Thanks to the highly concentrated long- and short-chain hyaluronic molecules (that provide intensive hydration), this hyaluronic acid serum is perfect for post-sun exposure, travel, and exposure to air conditioning. It works to minimize wrinkles, fight dehydration, and add an immediate refreshed-skin glow.

SkinMedica HA5 Rejuvenating Hydrator $178

I’ve never met a product that smoothed and plumped as effectively as this one—it’s a miracle. I use it in lieu of a makeup primer because it keeps everything hydrated, blurred, and bouncy for hours. 

Tatcha Deep Hydrating Lifting Mask $28

This hydrating, paraben-free face mask combines the brand’s proprietary red algae blend with powerful actives, like silk extract and green tea extract. 

Kate Somerville Dermal Quench Liquid Lift Advanced Wrinkle Treatment $95

One spritz is all it takes. This genius spray infuses your skin with hyaluronic acid and botanical extracts, drawing oxygen to the skin surface for an instant plumping effect. We love!

May Coop Raw Moisturizer $40

This cult favorite is made with maple tree sap, aloe, and baobab tree extracts to penetrate into the skin and hydrate. The result? A bright, smooth, moisturized complexion. 

Magicstripes Hyaluronic Acid Intensive Treatment Mask $46

This powerful hydrogel mask is made with hyaluronic acid and a high concentration of skin-loving essences. Leave it on for 10 to 15 minutes, peel it off, and revel in your plump, glowing reflection.

What are your favorite hyaluronic acid products?

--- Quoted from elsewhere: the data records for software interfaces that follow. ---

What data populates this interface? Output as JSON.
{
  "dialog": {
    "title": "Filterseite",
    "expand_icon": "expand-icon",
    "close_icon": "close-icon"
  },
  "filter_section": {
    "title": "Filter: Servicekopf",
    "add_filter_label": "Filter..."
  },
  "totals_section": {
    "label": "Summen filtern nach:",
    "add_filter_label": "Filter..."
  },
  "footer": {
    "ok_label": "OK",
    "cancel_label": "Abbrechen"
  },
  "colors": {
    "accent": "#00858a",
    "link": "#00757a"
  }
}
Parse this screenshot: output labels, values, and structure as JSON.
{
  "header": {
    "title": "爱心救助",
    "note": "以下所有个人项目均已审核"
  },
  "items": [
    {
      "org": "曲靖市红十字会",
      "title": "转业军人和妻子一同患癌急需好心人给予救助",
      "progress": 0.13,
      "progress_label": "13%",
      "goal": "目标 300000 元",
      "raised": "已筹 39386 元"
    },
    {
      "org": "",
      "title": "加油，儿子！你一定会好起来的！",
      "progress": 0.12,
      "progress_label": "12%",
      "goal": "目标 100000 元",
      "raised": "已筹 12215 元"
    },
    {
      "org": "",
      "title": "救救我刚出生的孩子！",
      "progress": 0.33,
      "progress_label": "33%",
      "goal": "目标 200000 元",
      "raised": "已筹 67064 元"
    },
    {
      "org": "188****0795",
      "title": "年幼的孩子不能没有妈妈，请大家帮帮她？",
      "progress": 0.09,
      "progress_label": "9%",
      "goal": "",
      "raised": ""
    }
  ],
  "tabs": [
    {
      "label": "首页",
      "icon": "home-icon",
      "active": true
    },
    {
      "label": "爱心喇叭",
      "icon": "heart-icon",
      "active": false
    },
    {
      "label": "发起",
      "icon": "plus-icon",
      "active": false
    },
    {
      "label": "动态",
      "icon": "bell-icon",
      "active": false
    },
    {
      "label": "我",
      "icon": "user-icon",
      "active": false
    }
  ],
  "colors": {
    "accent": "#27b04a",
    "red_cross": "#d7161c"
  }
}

Sound off below.

This post has been updated by Hallie Gould.

Related Stories